A new breed of “intellectual convert is helping to reshape Islam across the Arab and Muslim world.
An Associated Press report (July 7) notes that a new generation of Muslims have turned to the faith from Marxism, who are “more adept at post-modernism than the sayings of the prophet Mohammed. They speak English and French, are versed in the literature and history of the West, and follow the latest trends in Western thought.”
While these thinkers were once the target of Islamicists’ criticisms, today they provide the public face of Islam, presenting their ideas in the media and finding support among Muslims as they seek to rethink Islam’s relationship to the West, democracy and minorities.
These thinkers find continuity between their former positions as Marxists and those they hold today, writes Anthony Shadid. Adel Hussein, one of Egypt’s leading Islamic thinkers, for instance, still believes in social justice and Third World development, but now sees Islam as the best way to persuade and mobilize the public on these issues.

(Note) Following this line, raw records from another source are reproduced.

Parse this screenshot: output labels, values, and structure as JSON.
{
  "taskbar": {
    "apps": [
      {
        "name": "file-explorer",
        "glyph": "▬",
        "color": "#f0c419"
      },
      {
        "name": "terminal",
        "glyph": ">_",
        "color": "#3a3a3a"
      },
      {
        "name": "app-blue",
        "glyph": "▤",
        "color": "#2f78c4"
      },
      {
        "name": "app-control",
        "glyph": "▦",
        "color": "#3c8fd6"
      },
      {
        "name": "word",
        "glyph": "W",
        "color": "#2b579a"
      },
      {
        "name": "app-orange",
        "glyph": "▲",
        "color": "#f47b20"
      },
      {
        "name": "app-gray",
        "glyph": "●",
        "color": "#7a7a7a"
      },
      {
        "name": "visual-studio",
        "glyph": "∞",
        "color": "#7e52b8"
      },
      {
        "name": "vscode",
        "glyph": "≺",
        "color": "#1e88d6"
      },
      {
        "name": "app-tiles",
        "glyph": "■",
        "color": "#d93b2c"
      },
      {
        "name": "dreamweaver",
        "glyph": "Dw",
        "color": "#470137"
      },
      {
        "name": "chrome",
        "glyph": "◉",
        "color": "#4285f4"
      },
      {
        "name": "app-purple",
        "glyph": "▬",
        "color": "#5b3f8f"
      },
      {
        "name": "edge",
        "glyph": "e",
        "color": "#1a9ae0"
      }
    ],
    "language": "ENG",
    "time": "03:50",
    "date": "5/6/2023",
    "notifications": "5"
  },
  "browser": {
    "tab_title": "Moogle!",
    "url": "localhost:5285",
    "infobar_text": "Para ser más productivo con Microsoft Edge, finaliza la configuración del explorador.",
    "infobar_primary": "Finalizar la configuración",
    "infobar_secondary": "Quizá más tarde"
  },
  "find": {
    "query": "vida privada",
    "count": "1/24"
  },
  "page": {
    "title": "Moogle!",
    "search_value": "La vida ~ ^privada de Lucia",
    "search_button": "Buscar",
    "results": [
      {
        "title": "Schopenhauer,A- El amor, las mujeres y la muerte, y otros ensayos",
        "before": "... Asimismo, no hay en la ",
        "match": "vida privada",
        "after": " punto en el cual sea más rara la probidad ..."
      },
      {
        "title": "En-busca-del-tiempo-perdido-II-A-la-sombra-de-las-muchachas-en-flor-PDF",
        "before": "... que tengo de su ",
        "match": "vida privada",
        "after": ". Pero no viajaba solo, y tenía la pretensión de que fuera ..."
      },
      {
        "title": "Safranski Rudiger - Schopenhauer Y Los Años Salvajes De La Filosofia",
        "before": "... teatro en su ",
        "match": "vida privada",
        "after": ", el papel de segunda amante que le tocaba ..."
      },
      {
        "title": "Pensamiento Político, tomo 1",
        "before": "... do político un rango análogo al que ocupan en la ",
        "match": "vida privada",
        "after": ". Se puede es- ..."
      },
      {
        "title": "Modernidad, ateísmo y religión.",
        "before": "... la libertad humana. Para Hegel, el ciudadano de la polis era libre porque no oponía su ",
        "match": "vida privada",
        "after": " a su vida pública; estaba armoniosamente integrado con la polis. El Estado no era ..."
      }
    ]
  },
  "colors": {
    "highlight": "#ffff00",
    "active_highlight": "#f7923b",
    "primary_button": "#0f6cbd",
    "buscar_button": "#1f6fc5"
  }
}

The phenomenon is especially strong in Egypt, but it has angered Arab intellectuals around the world. In a recent issue of the journal “Literature and Criticism,” a reviewer criticized one such convert, saying that “he was neither an asset to the Marxists nor is he to the fundamentalists.”